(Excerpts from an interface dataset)
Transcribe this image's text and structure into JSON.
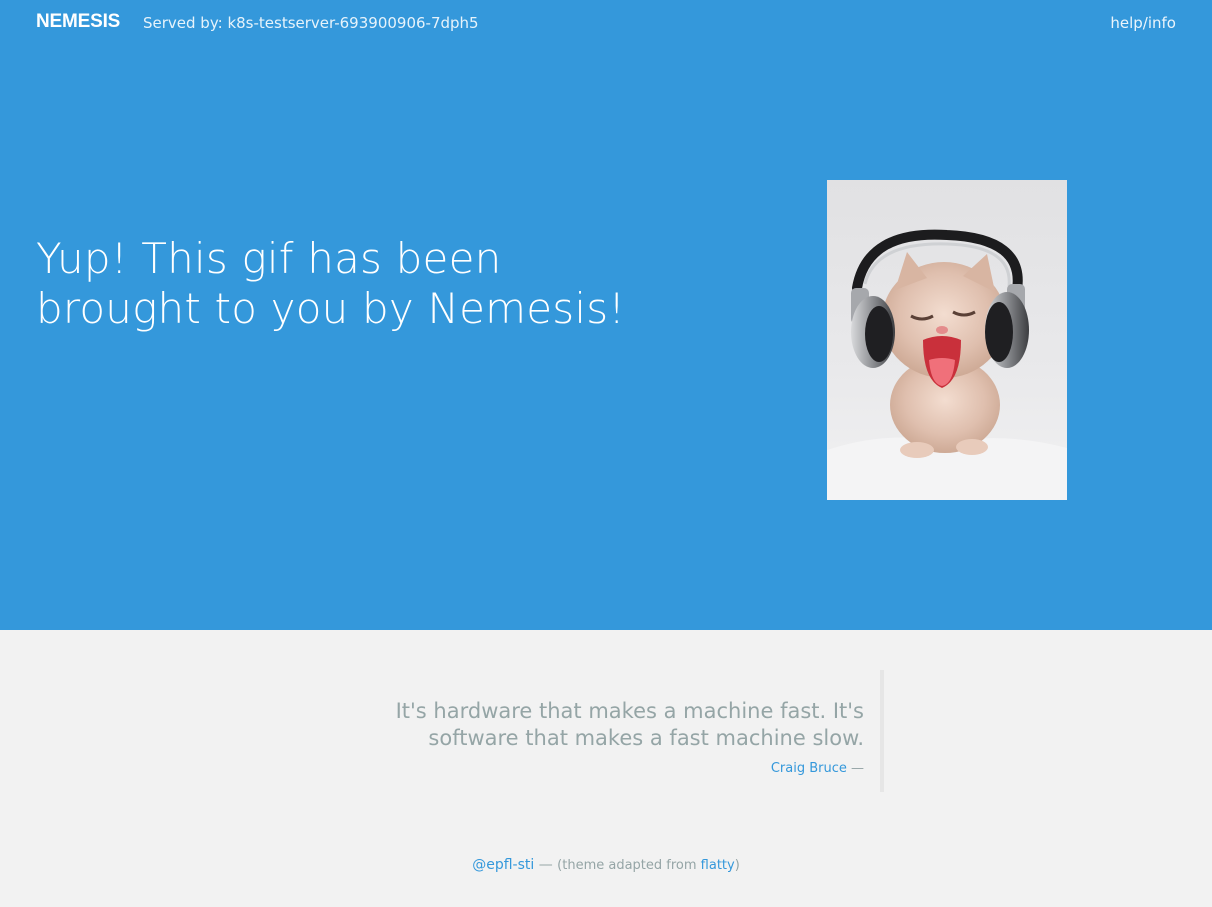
{
  "nav": {
    "brand": "NEMESIS",
    "served_by": "Served by: k8s-testserver-693900906-7dph5",
    "help_link": "help/info"
  },
  "hero": {
    "headline": "Yup! This gif has been brought to you by Nemesis!",
    "image": "kitten-with-headphones-gif"
  },
  "quote": {
    "text": "It's hardware that makes a machine fast. It's software that makes a fast machine slow.",
    "author": "Craig Bruce",
    "dash": "—"
  },
  "footer": {
    "handle": "@epfl-sti",
    "dash": "—",
    "theme_prefix": "(theme adapted from ",
    "theme_link": "flatty",
    "theme_suffix": ")"
  },
  "colors": {
    "hero_bg": "#3498db",
    "page_bg": "#f2f2f2",
    "muted_text": "#95a5a6",
    "link": "#3498db"
  }
}
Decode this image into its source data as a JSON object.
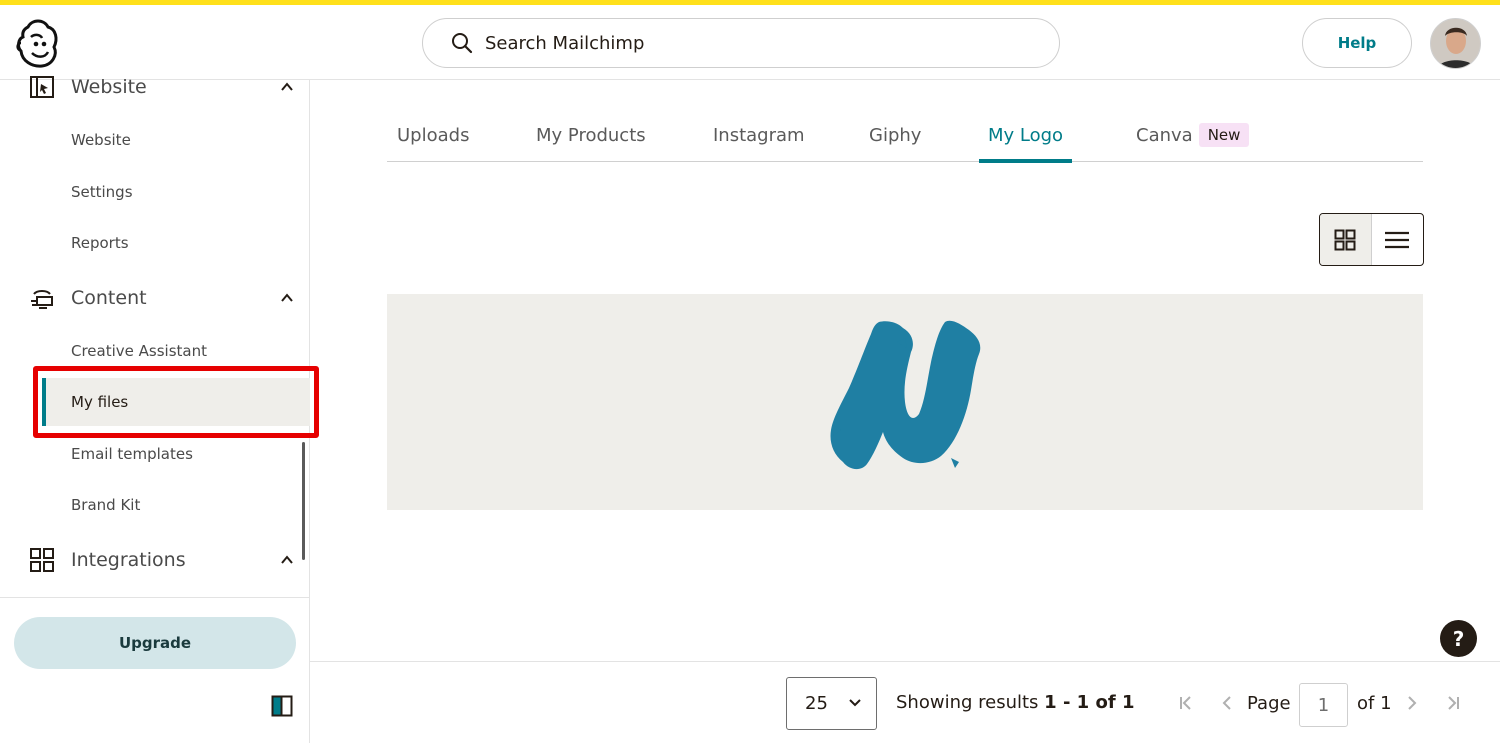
{
  "header": {
    "search_placeholder": "Search Mailchimp",
    "help_label": "Help"
  },
  "sidebar": {
    "sections": [
      {
        "label": "Website",
        "icon": "website-icon",
        "items": [
          "Website",
          "Settings",
          "Reports"
        ]
      },
      {
        "label": "Content",
        "icon": "content-icon",
        "items": [
          "Creative Assistant",
          "My files",
          "Email templates",
          "Brand Kit"
        ]
      },
      {
        "label": "Integrations",
        "icon": "integrations-icon",
        "items": []
      }
    ],
    "active_item": "My files",
    "upgrade_label": "Upgrade"
  },
  "tabs": [
    {
      "label": "Uploads"
    },
    {
      "label": "My Products"
    },
    {
      "label": "Instagram"
    },
    {
      "label": "Giphy"
    },
    {
      "label": "My Logo",
      "active": true
    },
    {
      "label": "Canva",
      "badge": "New"
    }
  ],
  "view": {
    "selected": "grid"
  },
  "footer": {
    "per_page": "25",
    "results_prefix": "Showing results ",
    "results_range": "1 - 1 of 1",
    "page_label": "Page",
    "page_value": "1",
    "page_of": "of 1"
  },
  "help_fab": "?",
  "colors": {
    "accent_yellow": "#ffe01b",
    "teal": "#007c89",
    "logo_blue": "#1f7fa3",
    "highlight_red": "#e60000",
    "badge_pink": "#f7e1f5",
    "preview_bg": "#efeeea"
  }
}
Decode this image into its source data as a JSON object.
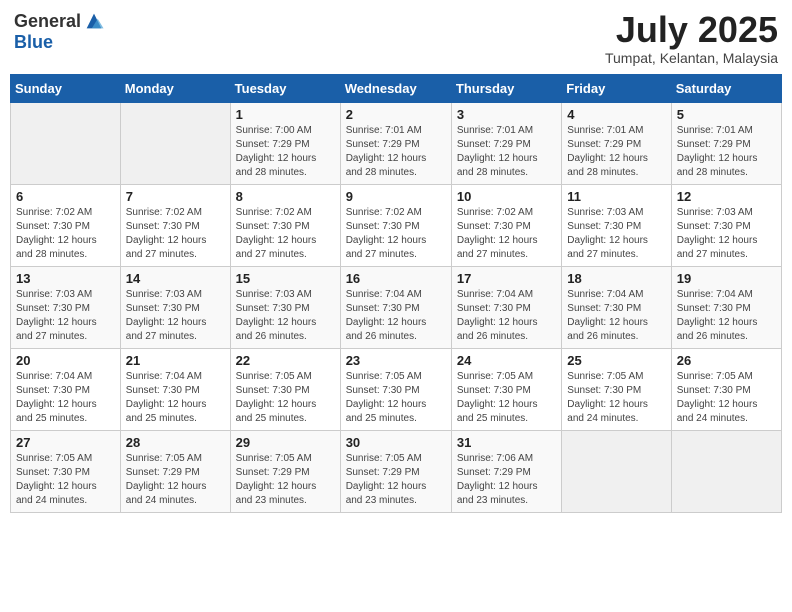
{
  "logo": {
    "general": "General",
    "blue": "Blue"
  },
  "title": "July 2025",
  "location": "Tumpat, Kelantan, Malaysia",
  "days_of_week": [
    "Sunday",
    "Monday",
    "Tuesday",
    "Wednesday",
    "Thursday",
    "Friday",
    "Saturday"
  ],
  "weeks": [
    [
      {
        "day": "",
        "info": ""
      },
      {
        "day": "",
        "info": ""
      },
      {
        "day": "1",
        "info": "Sunrise: 7:00 AM\nSunset: 7:29 PM\nDaylight: 12 hours\nand 28 minutes."
      },
      {
        "day": "2",
        "info": "Sunrise: 7:01 AM\nSunset: 7:29 PM\nDaylight: 12 hours\nand 28 minutes."
      },
      {
        "day": "3",
        "info": "Sunrise: 7:01 AM\nSunset: 7:29 PM\nDaylight: 12 hours\nand 28 minutes."
      },
      {
        "day": "4",
        "info": "Sunrise: 7:01 AM\nSunset: 7:29 PM\nDaylight: 12 hours\nand 28 minutes."
      },
      {
        "day": "5",
        "info": "Sunrise: 7:01 AM\nSunset: 7:29 PM\nDaylight: 12 hours\nand 28 minutes."
      }
    ],
    [
      {
        "day": "6",
        "info": "Sunrise: 7:02 AM\nSunset: 7:30 PM\nDaylight: 12 hours\nand 28 minutes."
      },
      {
        "day": "7",
        "info": "Sunrise: 7:02 AM\nSunset: 7:30 PM\nDaylight: 12 hours\nand 27 minutes."
      },
      {
        "day": "8",
        "info": "Sunrise: 7:02 AM\nSunset: 7:30 PM\nDaylight: 12 hours\nand 27 minutes."
      },
      {
        "day": "9",
        "info": "Sunrise: 7:02 AM\nSunset: 7:30 PM\nDaylight: 12 hours\nand 27 minutes."
      },
      {
        "day": "10",
        "info": "Sunrise: 7:02 AM\nSunset: 7:30 PM\nDaylight: 12 hours\nand 27 minutes."
      },
      {
        "day": "11",
        "info": "Sunrise: 7:03 AM\nSunset: 7:30 PM\nDaylight: 12 hours\nand 27 minutes."
      },
      {
        "day": "12",
        "info": "Sunrise: 7:03 AM\nSunset: 7:30 PM\nDaylight: 12 hours\nand 27 minutes."
      }
    ],
    [
      {
        "day": "13",
        "info": "Sunrise: 7:03 AM\nSunset: 7:30 PM\nDaylight: 12 hours\nand 27 minutes."
      },
      {
        "day": "14",
        "info": "Sunrise: 7:03 AM\nSunset: 7:30 PM\nDaylight: 12 hours\nand 27 minutes."
      },
      {
        "day": "15",
        "info": "Sunrise: 7:03 AM\nSunset: 7:30 PM\nDaylight: 12 hours\nand 26 minutes."
      },
      {
        "day": "16",
        "info": "Sunrise: 7:04 AM\nSunset: 7:30 PM\nDaylight: 12 hours\nand 26 minutes."
      },
      {
        "day": "17",
        "info": "Sunrise: 7:04 AM\nSunset: 7:30 PM\nDaylight: 12 hours\nand 26 minutes."
      },
      {
        "day": "18",
        "info": "Sunrise: 7:04 AM\nSunset: 7:30 PM\nDaylight: 12 hours\nand 26 minutes."
      },
      {
        "day": "19",
        "info": "Sunrise: 7:04 AM\nSunset: 7:30 PM\nDaylight: 12 hours\nand 26 minutes."
      }
    ],
    [
      {
        "day": "20",
        "info": "Sunrise: 7:04 AM\nSunset: 7:30 PM\nDaylight: 12 hours\nand 25 minutes."
      },
      {
        "day": "21",
        "info": "Sunrise: 7:04 AM\nSunset: 7:30 PM\nDaylight: 12 hours\nand 25 minutes."
      },
      {
        "day": "22",
        "info": "Sunrise: 7:05 AM\nSunset: 7:30 PM\nDaylight: 12 hours\nand 25 minutes."
      },
      {
        "day": "23",
        "info": "Sunrise: 7:05 AM\nSunset: 7:30 PM\nDaylight: 12 hours\nand 25 minutes."
      },
      {
        "day": "24",
        "info": "Sunrise: 7:05 AM\nSunset: 7:30 PM\nDaylight: 12 hours\nand 25 minutes."
      },
      {
        "day": "25",
        "info": "Sunrise: 7:05 AM\nSunset: 7:30 PM\nDaylight: 12 hours\nand 24 minutes."
      },
      {
        "day": "26",
        "info": "Sunrise: 7:05 AM\nSunset: 7:30 PM\nDaylight: 12 hours\nand 24 minutes."
      }
    ],
    [
      {
        "day": "27",
        "info": "Sunrise: 7:05 AM\nSunset: 7:30 PM\nDaylight: 12 hours\nand 24 minutes."
      },
      {
        "day": "28",
        "info": "Sunrise: 7:05 AM\nSunset: 7:29 PM\nDaylight: 12 hours\nand 24 minutes."
      },
      {
        "day": "29",
        "info": "Sunrise: 7:05 AM\nSunset: 7:29 PM\nDaylight: 12 hours\nand 23 minutes."
      },
      {
        "day": "30",
        "info": "Sunrise: 7:05 AM\nSunset: 7:29 PM\nDaylight: 12 hours\nand 23 minutes."
      },
      {
        "day": "31",
        "info": "Sunrise: 7:06 AM\nSunset: 7:29 PM\nDaylight: 12 hours\nand 23 minutes."
      },
      {
        "day": "",
        "info": ""
      },
      {
        "day": "",
        "info": ""
      }
    ]
  ]
}
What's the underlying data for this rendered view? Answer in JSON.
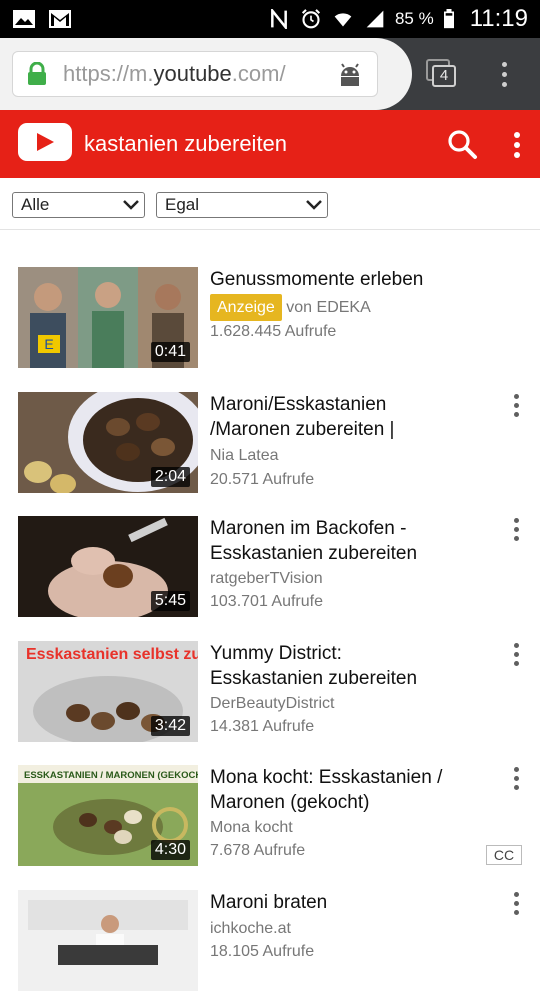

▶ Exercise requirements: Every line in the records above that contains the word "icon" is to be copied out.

▶ Response to this task:
        "icon": "website-icon",
        "icon": "content-icon",
        "icon": "integrations-icon",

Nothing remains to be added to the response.